Problem to work on: Look through the material beneath and copy each line with the word "index".

⟨

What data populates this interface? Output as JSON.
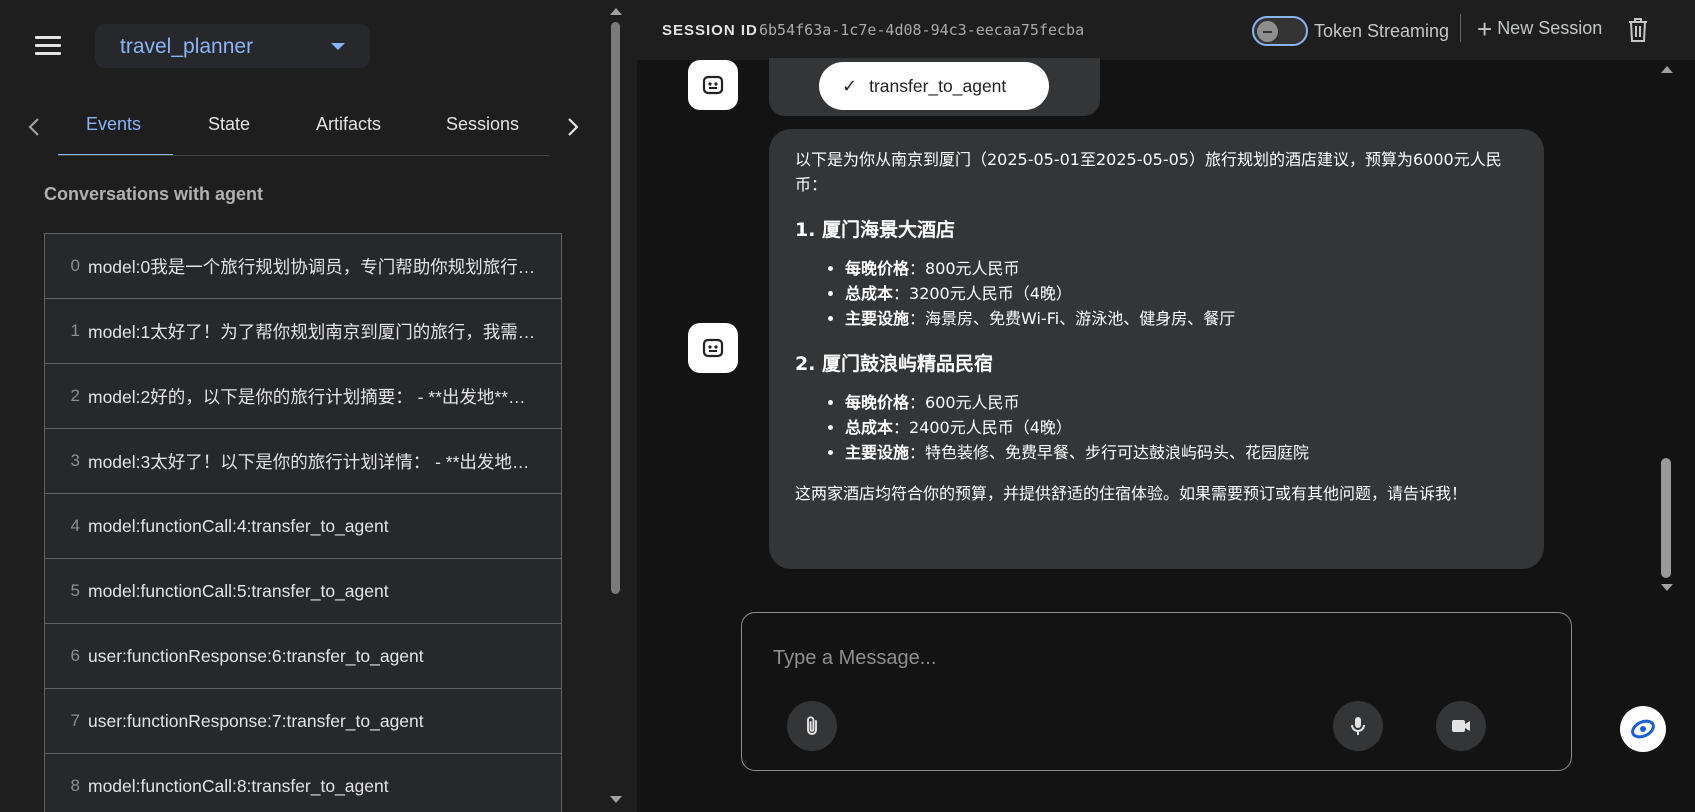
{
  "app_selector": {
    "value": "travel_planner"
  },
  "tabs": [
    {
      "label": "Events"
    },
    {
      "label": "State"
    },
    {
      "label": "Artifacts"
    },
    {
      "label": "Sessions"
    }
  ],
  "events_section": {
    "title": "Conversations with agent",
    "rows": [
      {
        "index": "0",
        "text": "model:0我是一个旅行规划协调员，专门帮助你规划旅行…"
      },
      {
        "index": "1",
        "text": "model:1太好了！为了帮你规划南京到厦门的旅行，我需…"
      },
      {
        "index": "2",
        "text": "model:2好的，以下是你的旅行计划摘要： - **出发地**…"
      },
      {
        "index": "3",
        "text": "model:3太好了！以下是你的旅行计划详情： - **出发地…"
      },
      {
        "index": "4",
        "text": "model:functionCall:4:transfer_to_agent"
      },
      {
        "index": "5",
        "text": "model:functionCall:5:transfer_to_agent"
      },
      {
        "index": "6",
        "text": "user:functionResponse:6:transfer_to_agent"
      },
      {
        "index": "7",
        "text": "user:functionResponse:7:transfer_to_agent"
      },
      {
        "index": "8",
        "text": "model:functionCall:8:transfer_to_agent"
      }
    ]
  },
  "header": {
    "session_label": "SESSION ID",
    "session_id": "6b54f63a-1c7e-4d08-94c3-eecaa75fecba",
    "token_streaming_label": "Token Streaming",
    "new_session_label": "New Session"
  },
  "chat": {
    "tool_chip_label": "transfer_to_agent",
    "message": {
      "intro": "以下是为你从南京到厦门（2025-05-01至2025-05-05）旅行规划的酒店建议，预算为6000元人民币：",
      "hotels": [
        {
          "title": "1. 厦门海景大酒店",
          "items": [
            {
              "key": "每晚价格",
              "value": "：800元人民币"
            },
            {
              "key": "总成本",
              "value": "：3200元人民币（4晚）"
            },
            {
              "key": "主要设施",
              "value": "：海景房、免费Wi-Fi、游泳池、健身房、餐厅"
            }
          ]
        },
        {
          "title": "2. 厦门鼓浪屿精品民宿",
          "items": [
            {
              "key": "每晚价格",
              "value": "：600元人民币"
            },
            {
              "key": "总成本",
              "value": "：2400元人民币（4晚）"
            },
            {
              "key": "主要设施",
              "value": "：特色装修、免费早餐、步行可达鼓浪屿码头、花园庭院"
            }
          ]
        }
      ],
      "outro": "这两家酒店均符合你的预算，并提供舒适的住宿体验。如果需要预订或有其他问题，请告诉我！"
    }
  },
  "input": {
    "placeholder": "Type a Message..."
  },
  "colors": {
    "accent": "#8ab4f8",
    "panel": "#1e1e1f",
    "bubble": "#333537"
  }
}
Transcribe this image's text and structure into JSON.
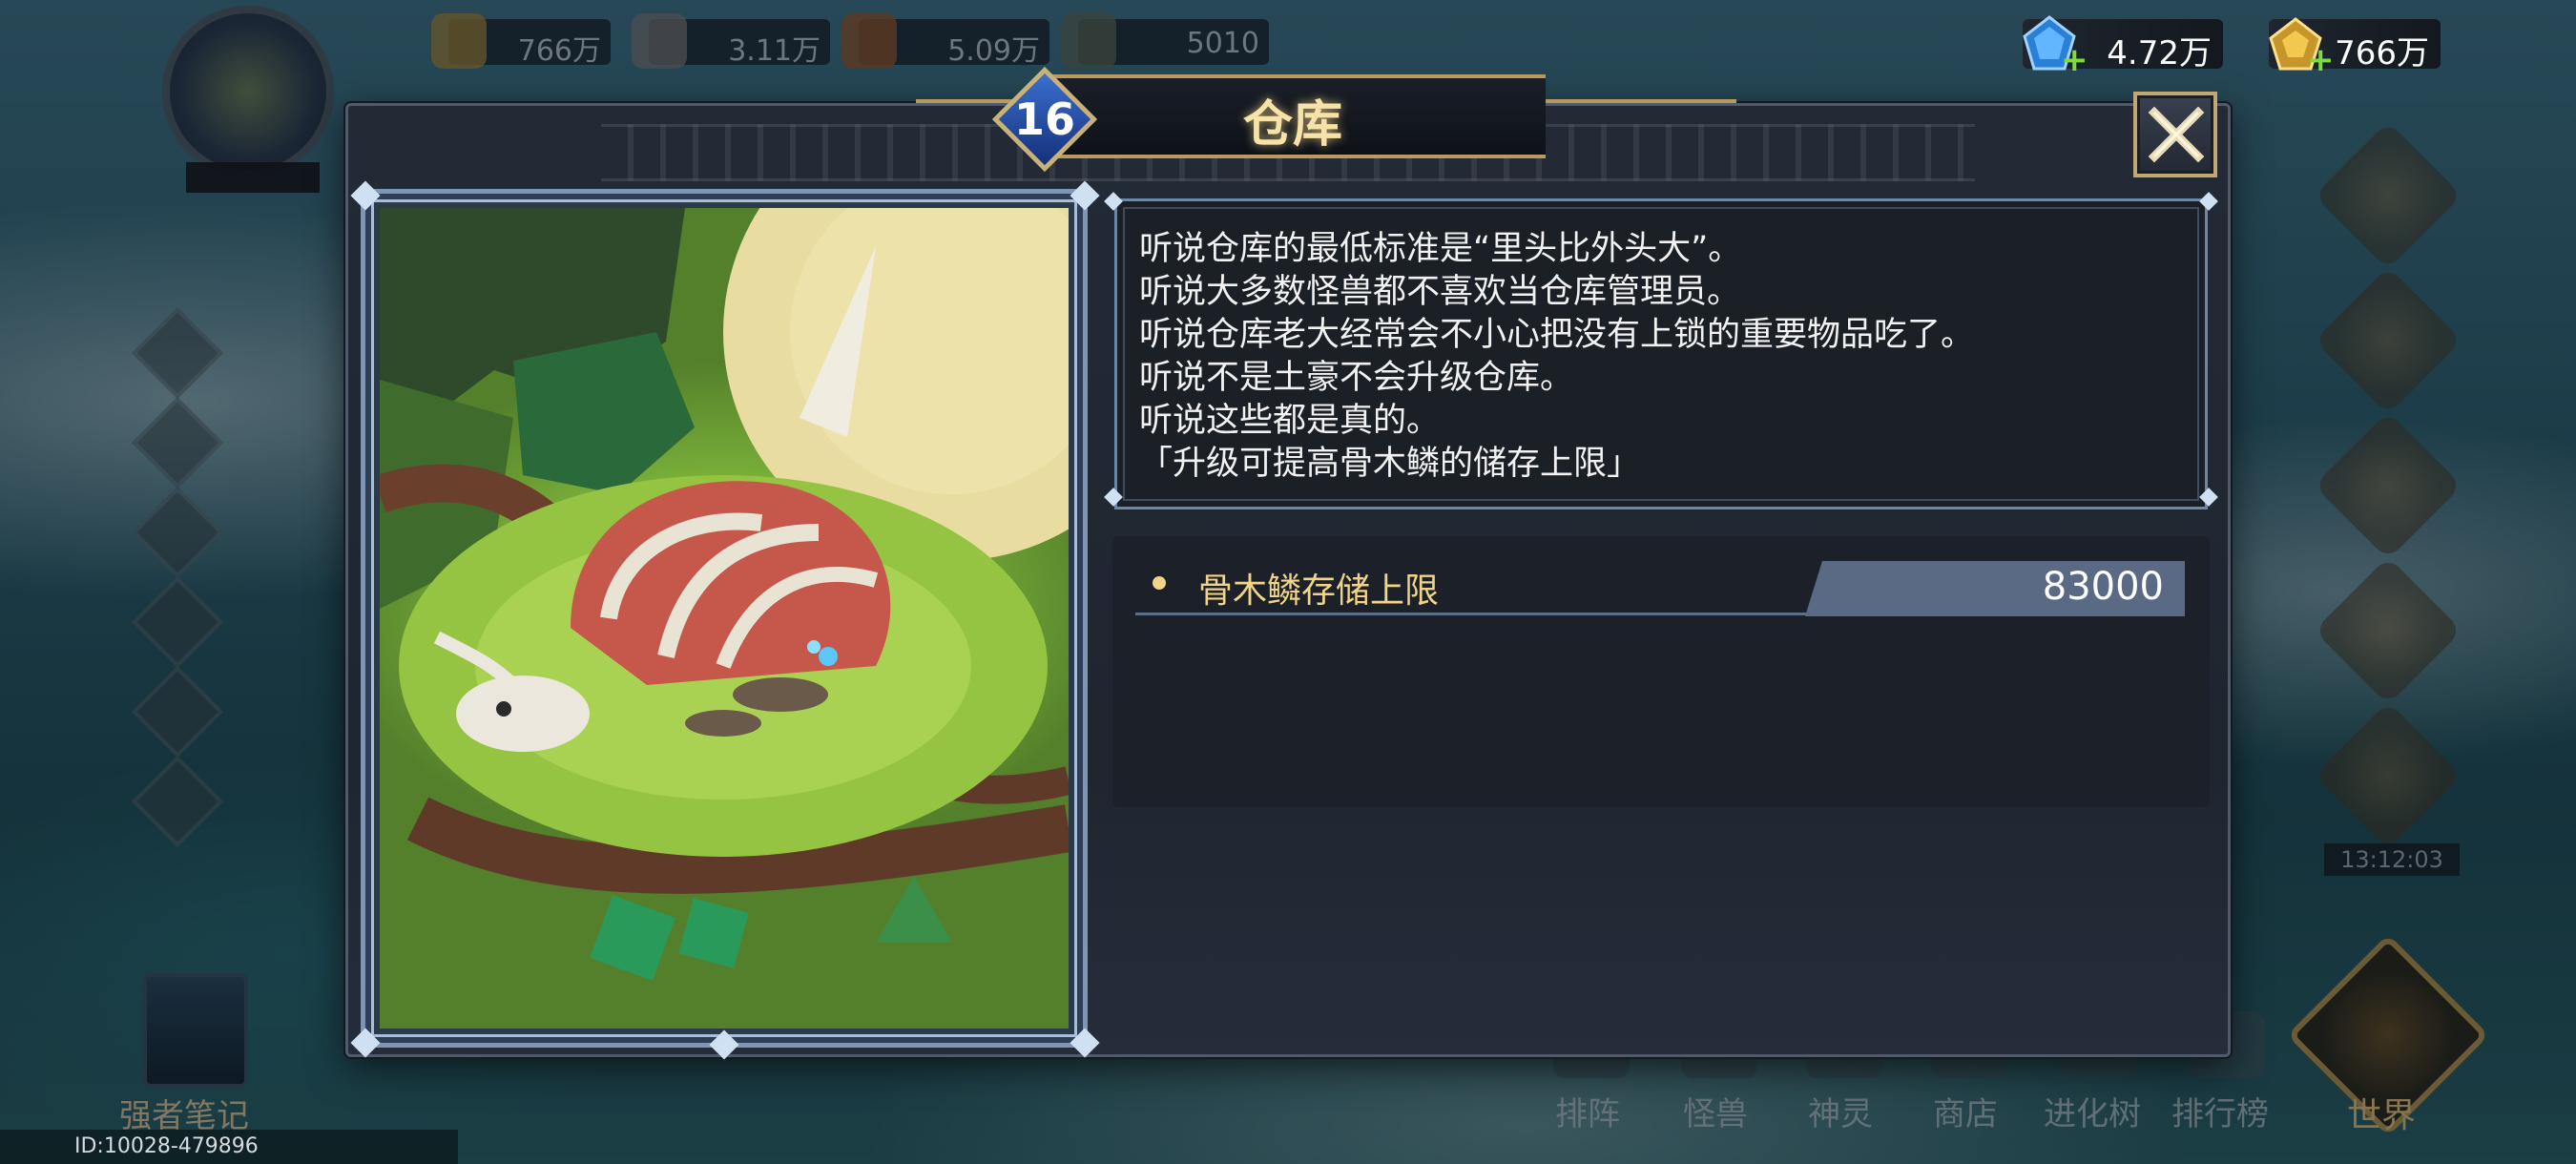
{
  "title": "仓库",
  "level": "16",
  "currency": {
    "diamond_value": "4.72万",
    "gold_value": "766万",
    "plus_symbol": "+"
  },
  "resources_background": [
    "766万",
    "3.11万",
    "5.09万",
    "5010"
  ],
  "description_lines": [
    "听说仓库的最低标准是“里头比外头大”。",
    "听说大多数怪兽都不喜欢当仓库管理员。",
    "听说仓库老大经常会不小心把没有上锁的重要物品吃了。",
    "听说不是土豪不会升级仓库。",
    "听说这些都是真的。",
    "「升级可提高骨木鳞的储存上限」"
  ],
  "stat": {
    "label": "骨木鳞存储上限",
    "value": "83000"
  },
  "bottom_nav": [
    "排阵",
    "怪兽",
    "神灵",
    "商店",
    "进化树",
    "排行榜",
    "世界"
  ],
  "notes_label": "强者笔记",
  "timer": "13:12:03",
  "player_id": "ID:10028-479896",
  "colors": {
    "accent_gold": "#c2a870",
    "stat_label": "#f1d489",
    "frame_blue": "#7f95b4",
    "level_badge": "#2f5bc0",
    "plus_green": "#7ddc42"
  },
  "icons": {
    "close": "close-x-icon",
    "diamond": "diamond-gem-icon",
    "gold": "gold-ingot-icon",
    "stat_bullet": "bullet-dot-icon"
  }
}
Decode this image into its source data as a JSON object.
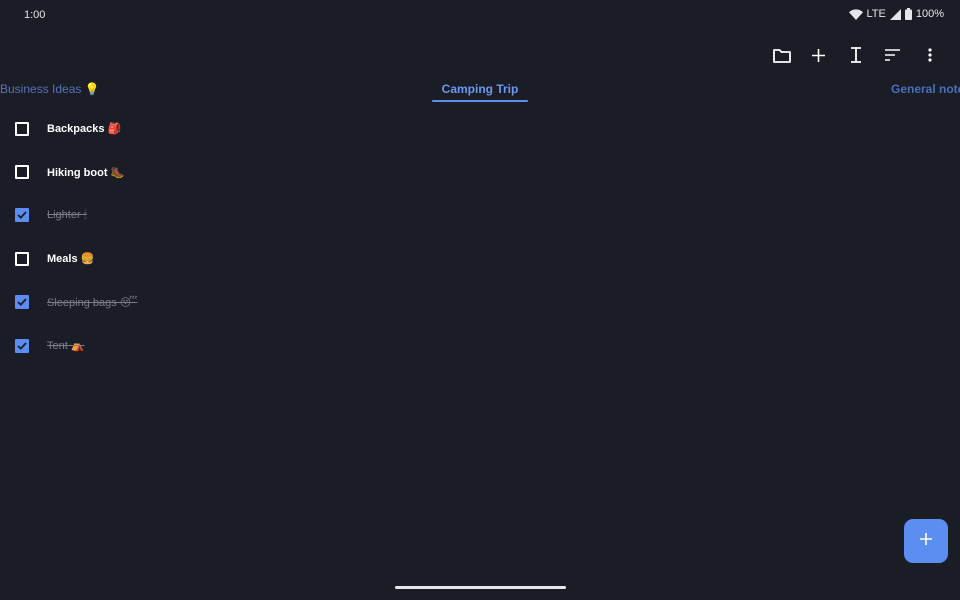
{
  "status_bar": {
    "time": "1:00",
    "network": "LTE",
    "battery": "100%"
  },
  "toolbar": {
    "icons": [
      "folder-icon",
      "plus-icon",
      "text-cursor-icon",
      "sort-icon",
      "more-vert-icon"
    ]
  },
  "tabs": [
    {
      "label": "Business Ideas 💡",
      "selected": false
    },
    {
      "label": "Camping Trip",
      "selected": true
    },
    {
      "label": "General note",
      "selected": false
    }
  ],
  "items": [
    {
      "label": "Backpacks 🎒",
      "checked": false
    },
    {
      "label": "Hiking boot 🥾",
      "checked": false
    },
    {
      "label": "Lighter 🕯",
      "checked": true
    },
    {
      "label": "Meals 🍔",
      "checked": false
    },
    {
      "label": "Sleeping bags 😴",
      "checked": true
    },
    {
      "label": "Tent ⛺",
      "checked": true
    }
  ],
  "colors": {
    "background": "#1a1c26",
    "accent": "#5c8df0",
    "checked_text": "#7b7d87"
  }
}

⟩

Output of the exercise:
        "index": "0",
        "index": "1",
        "index": "2",
        "index": "3",
        "index": "4",
        "index": "5",
        "index": "6",
        "index": "7",
        "index": "8",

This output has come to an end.